• [TASK OBJECTIVE]:
Give the count of lines in the records below that contain "David", with no other words.

Excerpts from an interface dataset:
========================================

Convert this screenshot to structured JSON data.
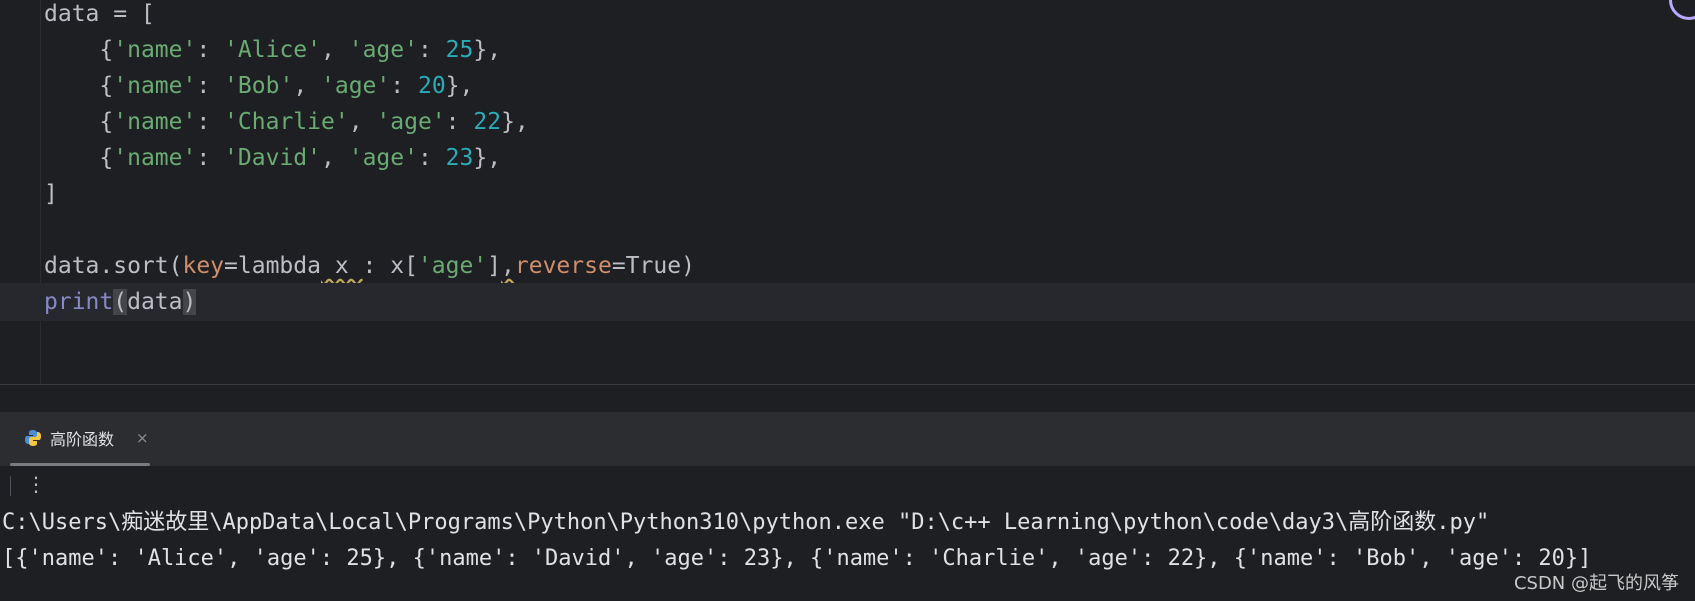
{
  "editor": {
    "line1": "data = [",
    "items": [
      {
        "name": "Alice",
        "age": "25"
      },
      {
        "name": "Bob",
        "age": "20"
      },
      {
        "name": "Charlie",
        "age": "22"
      },
      {
        "name": "David",
        "age": "23"
      }
    ],
    "close_bracket": "]",
    "sort_line": {
      "prefix": "data.sort(",
      "key": "key",
      "eq1": "=",
      "lambda": "lambda",
      "var": " x ",
      "colon": ": x[",
      "str_age": "'age'",
      "close": "]",
      "comma": ",",
      "reverse": "reverse",
      "eq2": "=True)"
    },
    "print_line": {
      "func": "print",
      "open": "(",
      "arg": "data",
      "close": ")"
    }
  },
  "run_panel": {
    "tab_label": "高阶函数",
    "close_glyph": "×",
    "more_glyph": "⋮"
  },
  "console": {
    "command": "C:\\Users\\痴迷故里\\AppData\\Local\\Programs\\Python\\Python310\\python.exe \"D:\\c++ Learning\\python\\code\\day3\\高阶函数.py\"",
    "output": "[{'name': 'Alice', 'age': 25}, {'name': 'David', 'age': 23}, {'name': 'Charlie', 'age': 22}, {'name': 'Bob', 'age': 20}]"
  },
  "watermark": "CSDN @起飞的风筝",
  "colors": {
    "background": "#1e1f22",
    "string": "#6aab73",
    "number": "#2aacb8",
    "keyword": "#cf8e6d",
    "builtin": "#8888c6"
  }
}
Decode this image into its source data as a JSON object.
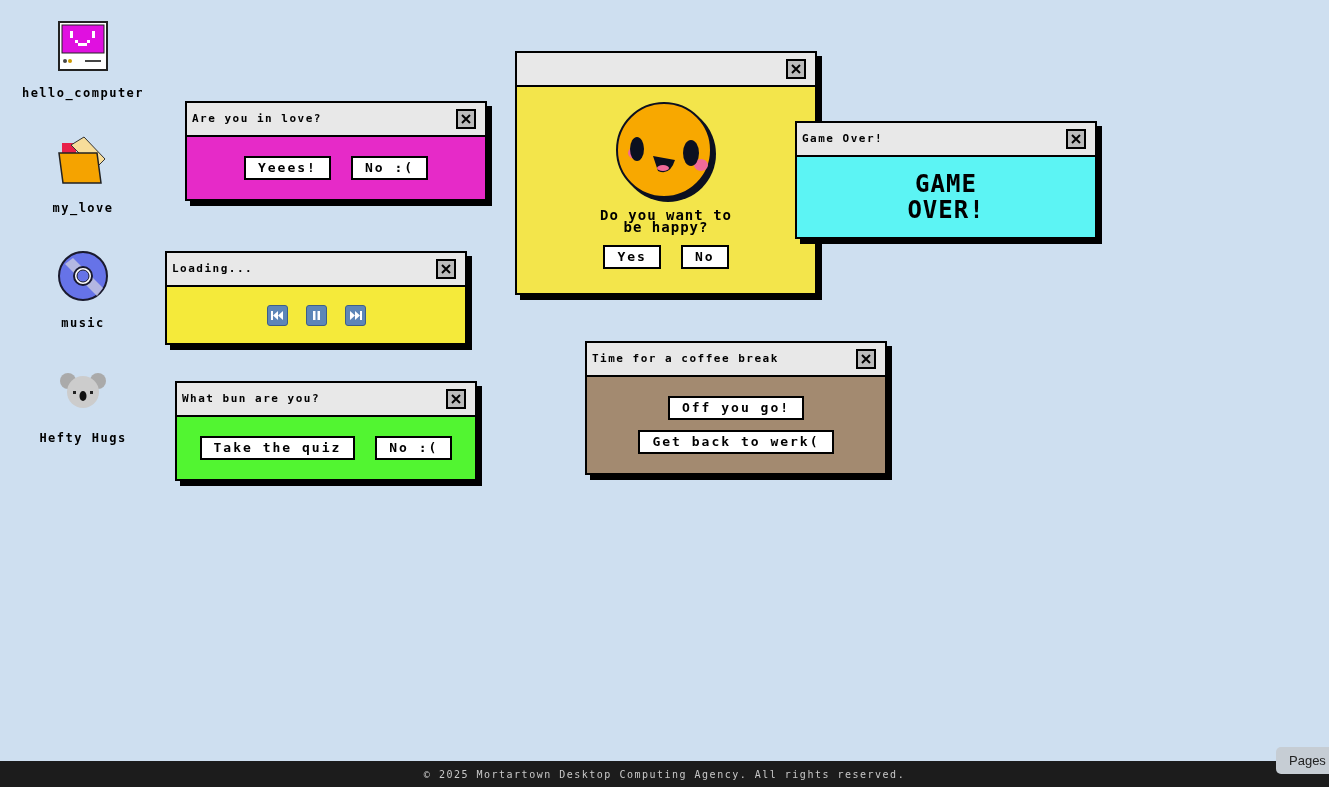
{
  "desktop_icons": [
    {
      "kind": "computer",
      "label": "hello_computer"
    },
    {
      "kind": "folder",
      "label": "my_love"
    },
    {
      "kind": "disc",
      "label": "music"
    },
    {
      "kind": "koala",
      "label": "Hefty Hugs"
    }
  ],
  "windows": [
    {
      "kind": "choice",
      "title": "Are you in love?",
      "color": "#e62ac8",
      "buttons": [
        "Yeees!",
        "No :("
      ]
    },
    {
      "kind": "player",
      "title": "Loading...",
      "color": "#f5ea3a"
    },
    {
      "kind": "choice",
      "title": "What bun are you?",
      "color": "#52f531",
      "buttons": [
        "Take the quiz",
        "No :("
      ]
    },
    {
      "kind": "smiley",
      "color": "#f3e54b",
      "message": "Do you want to be happy?",
      "buttons": [
        "Yes",
        "No"
      ]
    },
    {
      "kind": "message",
      "title": "Game Over!",
      "color": "#5cf4f4",
      "message": "GAME OVER!"
    },
    {
      "kind": "stacked",
      "title": "Time for a coffee break",
      "color": "#a38a70",
      "buttons": [
        "Off you go!",
        "Get back to werk("
      ]
    }
  ],
  "footer": {
    "text": "© 2025 Mortartown Desktop Computing Agency. All rights reserved."
  },
  "tooltip": {
    "text": "Pages"
  }
}
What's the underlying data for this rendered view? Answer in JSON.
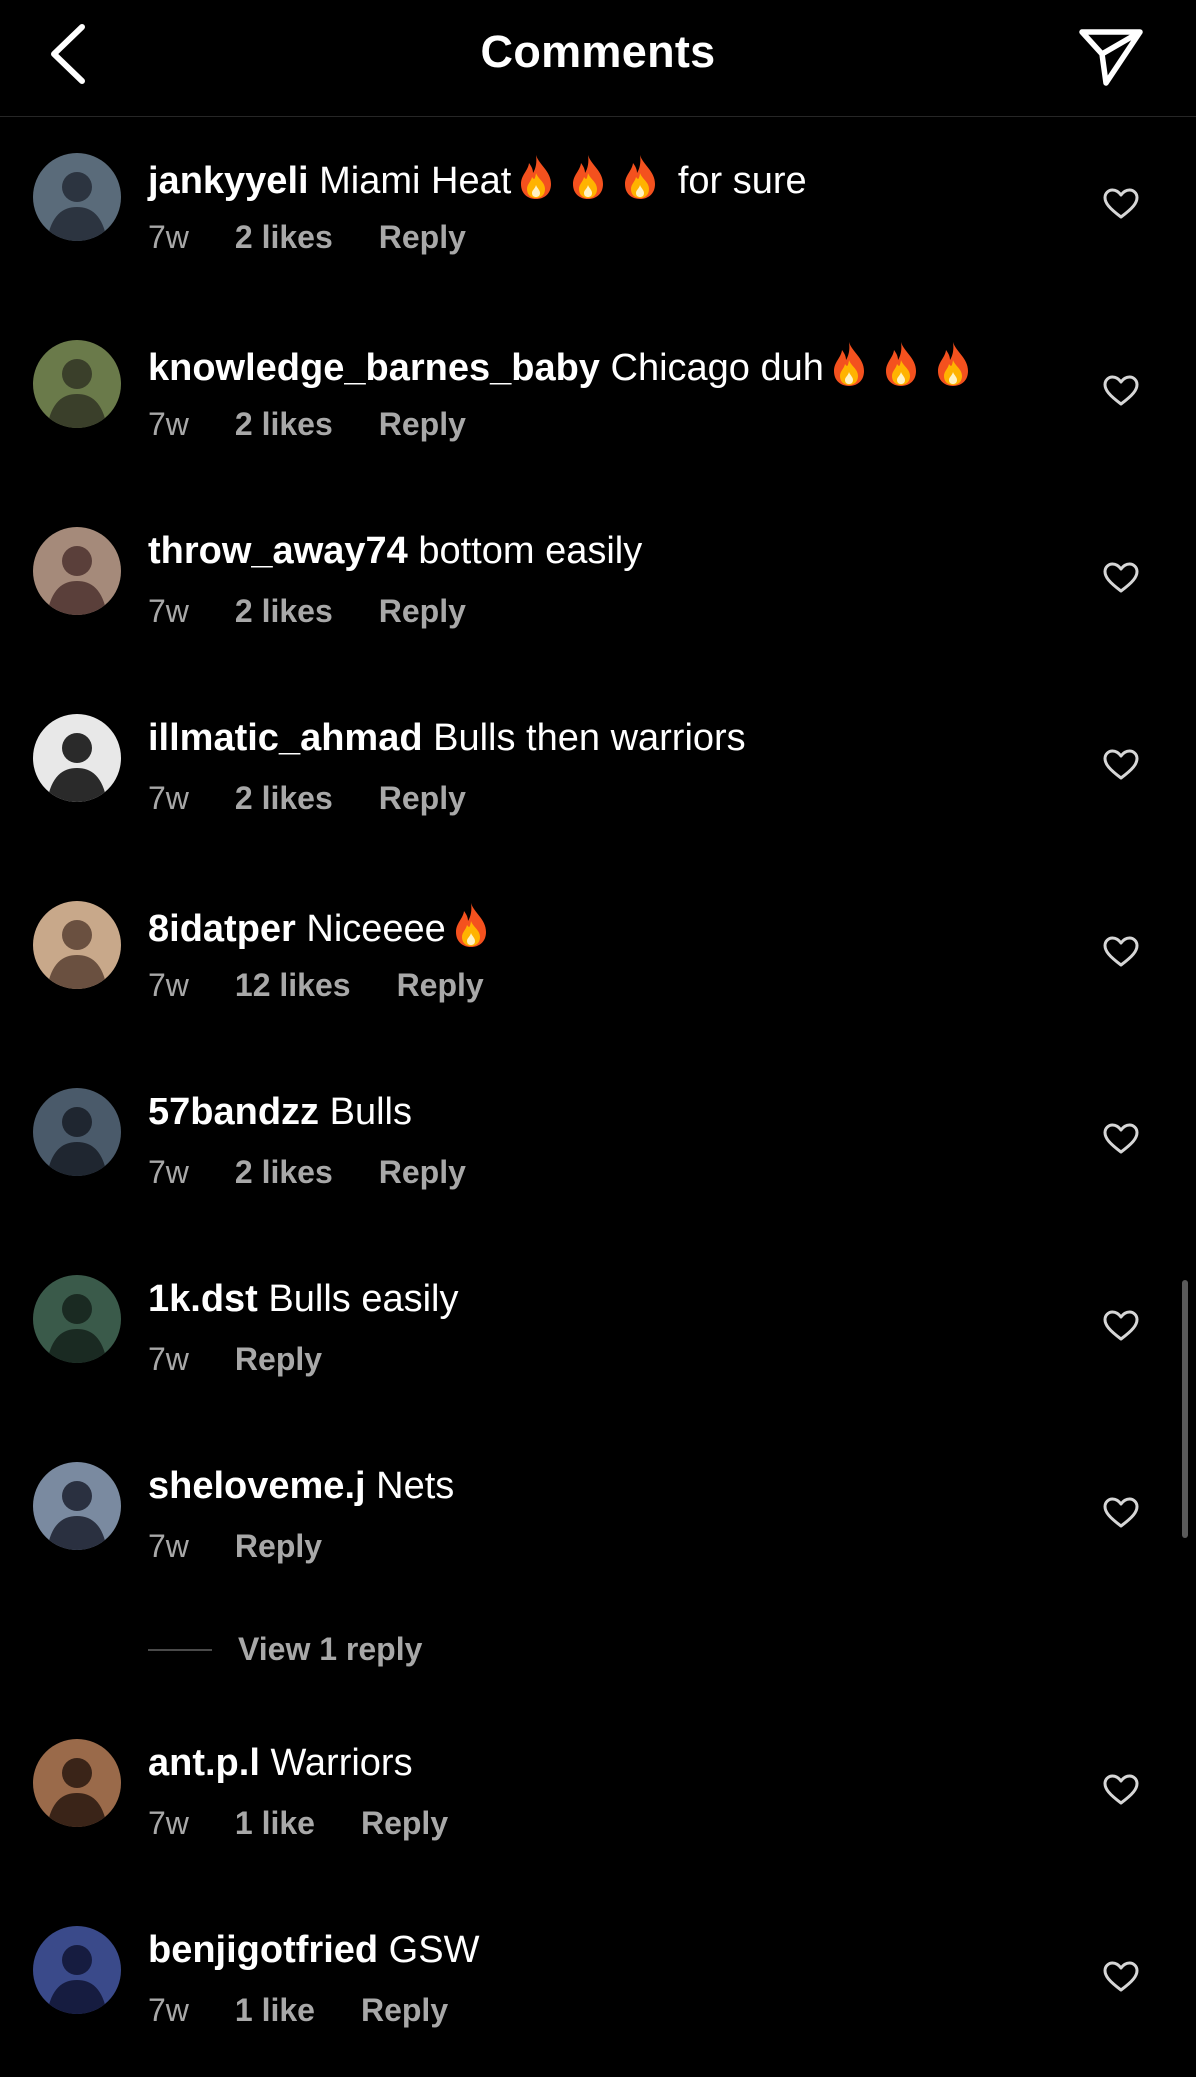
{
  "header": {
    "title": "Comments",
    "back_icon": "chevron-left-icon",
    "share_icon": "paper-plane-icon"
  },
  "colors": {
    "background": "#000000",
    "text": "#ffffff",
    "secondary_text": "#a8a8a8",
    "divider": "#262626"
  },
  "comments": [
    {
      "username": "jankyyeli",
      "text": "Miami Heat",
      "emoji_after": 3,
      "suffix": " for sure",
      "time": "7w",
      "likes": "2 likes",
      "reply": "Reply"
    },
    {
      "username": "knowledge_barnes_baby",
      "text": "Chicago duh",
      "emoji_after": 3,
      "suffix": "",
      "time": "7w",
      "likes": "2 likes",
      "reply": "Reply"
    },
    {
      "username": "throw_away74",
      "text": "bottom easily",
      "emoji_after": 0,
      "suffix": "",
      "time": "7w",
      "likes": "2 likes",
      "reply": "Reply"
    },
    {
      "username": "illmatic_ahmad",
      "text": "Bulls then warriors",
      "emoji_after": 0,
      "suffix": "",
      "time": "7w",
      "likes": "2 likes",
      "reply": "Reply"
    },
    {
      "username": "8idatper",
      "text": "Niceeee",
      "emoji_after": 1,
      "suffix": "",
      "time": "7w",
      "likes": "12 likes",
      "reply": "Reply"
    },
    {
      "username": "57bandzz",
      "text": "Bulls",
      "emoji_after": 0,
      "suffix": "",
      "time": "7w",
      "likes": "2 likes",
      "reply": "Reply"
    },
    {
      "username": "1k.dst",
      "text": "Bulls easily",
      "emoji_after": 0,
      "suffix": "",
      "time": "7w",
      "likes": "",
      "reply": "Reply"
    },
    {
      "username": "sheloveme.j",
      "text": "Nets",
      "emoji_after": 0,
      "suffix": "",
      "time": "7w",
      "likes": "",
      "reply": "Reply",
      "view_replies": "View 1 reply"
    },
    {
      "username": "ant.p.l",
      "text": "Warriors",
      "emoji_after": 0,
      "suffix": "",
      "time": "7w",
      "likes": "1 like",
      "reply": "Reply"
    },
    {
      "username": "benjigotfried",
      "text": "GSW",
      "emoji_after": 0,
      "suffix": "",
      "time": "7w",
      "likes": "1 like",
      "reply": "Reply"
    }
  ],
  "emoji": "fire-emoji",
  "like_icon": "heart-outline-icon"
}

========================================

• [ANSWER]:
2